Count how many lines of the material contain the string "title", then give that number and nothing more.

*** Opening GIVEN DATA ***

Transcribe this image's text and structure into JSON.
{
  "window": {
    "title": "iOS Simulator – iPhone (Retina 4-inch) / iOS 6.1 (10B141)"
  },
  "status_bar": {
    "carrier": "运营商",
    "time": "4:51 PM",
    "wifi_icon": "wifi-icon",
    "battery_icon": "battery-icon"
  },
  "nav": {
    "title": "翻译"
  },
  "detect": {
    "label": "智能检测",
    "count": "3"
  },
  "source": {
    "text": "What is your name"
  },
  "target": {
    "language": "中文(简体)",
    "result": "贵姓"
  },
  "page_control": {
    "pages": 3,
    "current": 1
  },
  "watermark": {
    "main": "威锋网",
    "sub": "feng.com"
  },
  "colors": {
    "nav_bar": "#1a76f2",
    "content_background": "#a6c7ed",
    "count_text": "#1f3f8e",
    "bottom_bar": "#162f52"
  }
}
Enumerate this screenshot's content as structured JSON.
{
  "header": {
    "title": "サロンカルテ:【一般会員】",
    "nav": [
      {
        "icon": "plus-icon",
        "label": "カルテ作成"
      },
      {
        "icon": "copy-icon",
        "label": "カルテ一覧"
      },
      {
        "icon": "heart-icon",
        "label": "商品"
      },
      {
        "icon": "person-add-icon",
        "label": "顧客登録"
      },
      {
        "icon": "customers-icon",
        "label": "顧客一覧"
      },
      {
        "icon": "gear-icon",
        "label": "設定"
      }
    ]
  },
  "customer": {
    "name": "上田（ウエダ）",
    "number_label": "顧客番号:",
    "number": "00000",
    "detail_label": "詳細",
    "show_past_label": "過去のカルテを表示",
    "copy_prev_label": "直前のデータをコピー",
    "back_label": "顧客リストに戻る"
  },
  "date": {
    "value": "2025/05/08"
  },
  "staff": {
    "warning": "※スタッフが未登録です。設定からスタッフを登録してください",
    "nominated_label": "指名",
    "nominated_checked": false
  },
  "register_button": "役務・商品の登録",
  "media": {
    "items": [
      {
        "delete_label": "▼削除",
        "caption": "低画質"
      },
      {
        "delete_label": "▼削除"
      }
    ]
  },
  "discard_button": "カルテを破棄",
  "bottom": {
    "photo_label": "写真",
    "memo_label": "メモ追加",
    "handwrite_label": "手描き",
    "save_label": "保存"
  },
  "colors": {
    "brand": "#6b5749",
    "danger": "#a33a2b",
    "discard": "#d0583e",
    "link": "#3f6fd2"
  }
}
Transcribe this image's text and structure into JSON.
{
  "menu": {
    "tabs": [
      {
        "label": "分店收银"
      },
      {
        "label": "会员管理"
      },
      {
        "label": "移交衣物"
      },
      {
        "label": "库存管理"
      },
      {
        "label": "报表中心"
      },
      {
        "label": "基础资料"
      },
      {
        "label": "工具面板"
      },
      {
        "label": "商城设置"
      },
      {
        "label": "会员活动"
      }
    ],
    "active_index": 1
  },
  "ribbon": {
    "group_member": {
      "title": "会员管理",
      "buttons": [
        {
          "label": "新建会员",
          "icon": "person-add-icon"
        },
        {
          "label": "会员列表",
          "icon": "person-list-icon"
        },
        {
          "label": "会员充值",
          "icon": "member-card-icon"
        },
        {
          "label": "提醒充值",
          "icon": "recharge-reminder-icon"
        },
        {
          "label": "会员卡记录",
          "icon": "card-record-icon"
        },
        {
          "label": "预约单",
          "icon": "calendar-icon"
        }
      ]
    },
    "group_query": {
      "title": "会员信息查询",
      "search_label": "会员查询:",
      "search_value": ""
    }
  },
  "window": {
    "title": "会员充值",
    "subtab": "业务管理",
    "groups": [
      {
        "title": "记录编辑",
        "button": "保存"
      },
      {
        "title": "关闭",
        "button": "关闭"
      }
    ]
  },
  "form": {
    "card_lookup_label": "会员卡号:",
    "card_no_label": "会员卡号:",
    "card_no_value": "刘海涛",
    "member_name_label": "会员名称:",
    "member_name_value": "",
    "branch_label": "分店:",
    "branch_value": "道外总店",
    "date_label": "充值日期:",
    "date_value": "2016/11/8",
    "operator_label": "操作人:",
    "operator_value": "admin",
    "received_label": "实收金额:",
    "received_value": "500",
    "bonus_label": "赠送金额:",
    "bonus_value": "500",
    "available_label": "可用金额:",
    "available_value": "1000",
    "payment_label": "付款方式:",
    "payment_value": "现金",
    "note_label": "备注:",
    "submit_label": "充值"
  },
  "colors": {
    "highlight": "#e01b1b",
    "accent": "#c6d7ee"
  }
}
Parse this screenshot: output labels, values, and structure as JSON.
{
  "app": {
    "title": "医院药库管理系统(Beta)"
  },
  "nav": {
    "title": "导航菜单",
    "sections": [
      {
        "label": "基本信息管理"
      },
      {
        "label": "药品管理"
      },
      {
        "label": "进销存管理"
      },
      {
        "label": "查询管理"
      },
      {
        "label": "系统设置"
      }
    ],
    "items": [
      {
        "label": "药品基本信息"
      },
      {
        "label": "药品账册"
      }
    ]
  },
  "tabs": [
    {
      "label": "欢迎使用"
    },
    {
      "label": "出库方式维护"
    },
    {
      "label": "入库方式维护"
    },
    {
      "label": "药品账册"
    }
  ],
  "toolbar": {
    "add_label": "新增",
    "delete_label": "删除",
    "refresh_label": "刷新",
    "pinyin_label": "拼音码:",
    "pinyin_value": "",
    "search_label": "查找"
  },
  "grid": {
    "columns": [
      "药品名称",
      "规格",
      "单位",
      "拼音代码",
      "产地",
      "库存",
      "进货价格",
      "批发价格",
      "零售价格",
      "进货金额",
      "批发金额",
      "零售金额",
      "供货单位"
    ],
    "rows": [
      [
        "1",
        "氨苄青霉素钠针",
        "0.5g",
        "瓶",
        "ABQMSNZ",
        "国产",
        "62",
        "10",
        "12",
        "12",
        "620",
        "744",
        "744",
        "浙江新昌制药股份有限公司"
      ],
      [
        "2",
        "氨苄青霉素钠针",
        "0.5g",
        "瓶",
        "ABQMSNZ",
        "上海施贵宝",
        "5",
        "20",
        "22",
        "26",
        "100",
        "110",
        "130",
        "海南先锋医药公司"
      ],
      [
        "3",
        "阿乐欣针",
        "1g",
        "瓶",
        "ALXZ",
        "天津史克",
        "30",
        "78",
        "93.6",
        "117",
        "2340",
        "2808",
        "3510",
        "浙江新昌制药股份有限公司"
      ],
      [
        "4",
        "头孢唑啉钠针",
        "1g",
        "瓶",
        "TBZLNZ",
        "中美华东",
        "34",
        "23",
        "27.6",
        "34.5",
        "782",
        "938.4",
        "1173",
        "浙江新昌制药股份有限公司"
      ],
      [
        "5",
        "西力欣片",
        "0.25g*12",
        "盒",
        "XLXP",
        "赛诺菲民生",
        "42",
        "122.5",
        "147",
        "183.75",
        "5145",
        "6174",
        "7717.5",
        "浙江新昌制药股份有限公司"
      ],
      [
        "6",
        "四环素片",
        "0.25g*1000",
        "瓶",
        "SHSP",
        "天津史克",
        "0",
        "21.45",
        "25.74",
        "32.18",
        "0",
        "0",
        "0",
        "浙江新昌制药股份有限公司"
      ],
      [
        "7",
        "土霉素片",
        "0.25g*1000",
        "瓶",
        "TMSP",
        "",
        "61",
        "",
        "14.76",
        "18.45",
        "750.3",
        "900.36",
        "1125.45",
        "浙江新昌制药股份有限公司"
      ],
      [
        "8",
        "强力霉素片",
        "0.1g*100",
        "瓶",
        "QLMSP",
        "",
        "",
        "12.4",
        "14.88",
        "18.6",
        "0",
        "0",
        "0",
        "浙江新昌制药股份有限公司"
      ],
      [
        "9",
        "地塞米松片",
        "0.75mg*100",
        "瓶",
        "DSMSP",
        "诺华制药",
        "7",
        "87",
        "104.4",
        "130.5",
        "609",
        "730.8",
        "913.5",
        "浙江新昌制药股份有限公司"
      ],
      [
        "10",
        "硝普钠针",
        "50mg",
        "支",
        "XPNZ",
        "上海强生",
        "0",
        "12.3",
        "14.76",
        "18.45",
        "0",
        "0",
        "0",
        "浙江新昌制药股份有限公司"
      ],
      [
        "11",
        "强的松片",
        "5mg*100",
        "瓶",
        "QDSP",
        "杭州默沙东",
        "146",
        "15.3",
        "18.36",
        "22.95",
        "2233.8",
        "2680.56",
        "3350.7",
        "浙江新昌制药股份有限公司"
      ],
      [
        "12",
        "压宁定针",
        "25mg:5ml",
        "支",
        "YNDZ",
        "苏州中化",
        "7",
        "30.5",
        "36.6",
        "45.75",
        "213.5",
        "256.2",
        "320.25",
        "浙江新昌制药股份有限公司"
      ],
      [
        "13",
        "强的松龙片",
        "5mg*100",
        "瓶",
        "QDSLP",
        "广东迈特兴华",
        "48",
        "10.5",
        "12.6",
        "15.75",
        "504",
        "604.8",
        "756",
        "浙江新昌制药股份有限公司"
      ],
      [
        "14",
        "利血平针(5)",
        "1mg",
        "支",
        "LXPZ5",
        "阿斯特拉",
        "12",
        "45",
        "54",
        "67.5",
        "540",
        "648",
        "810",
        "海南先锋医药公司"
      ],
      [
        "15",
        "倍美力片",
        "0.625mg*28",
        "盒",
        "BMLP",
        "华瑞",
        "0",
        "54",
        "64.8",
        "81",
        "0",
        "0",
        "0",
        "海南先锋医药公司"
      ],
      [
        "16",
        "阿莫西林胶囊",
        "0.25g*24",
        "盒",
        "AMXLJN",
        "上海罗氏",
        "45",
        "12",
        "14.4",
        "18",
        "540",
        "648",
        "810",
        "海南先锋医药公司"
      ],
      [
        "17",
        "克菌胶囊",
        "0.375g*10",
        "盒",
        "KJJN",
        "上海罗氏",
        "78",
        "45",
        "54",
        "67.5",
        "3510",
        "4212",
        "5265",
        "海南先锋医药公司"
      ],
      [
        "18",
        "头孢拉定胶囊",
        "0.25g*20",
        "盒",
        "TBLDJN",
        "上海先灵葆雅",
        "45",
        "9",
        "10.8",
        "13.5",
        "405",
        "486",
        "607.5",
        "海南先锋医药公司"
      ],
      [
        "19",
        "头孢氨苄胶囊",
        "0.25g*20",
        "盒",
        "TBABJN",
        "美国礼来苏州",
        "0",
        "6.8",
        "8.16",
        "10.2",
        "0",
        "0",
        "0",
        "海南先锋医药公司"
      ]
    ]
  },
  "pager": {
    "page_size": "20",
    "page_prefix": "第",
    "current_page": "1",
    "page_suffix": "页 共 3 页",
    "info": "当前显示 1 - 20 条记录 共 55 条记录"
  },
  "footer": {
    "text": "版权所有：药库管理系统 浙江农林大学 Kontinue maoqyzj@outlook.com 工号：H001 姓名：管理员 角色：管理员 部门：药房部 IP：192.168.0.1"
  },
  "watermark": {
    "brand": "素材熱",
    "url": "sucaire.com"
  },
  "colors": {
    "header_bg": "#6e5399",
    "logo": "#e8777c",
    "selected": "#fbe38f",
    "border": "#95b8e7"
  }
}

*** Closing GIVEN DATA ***

TASK SOLUTION:
10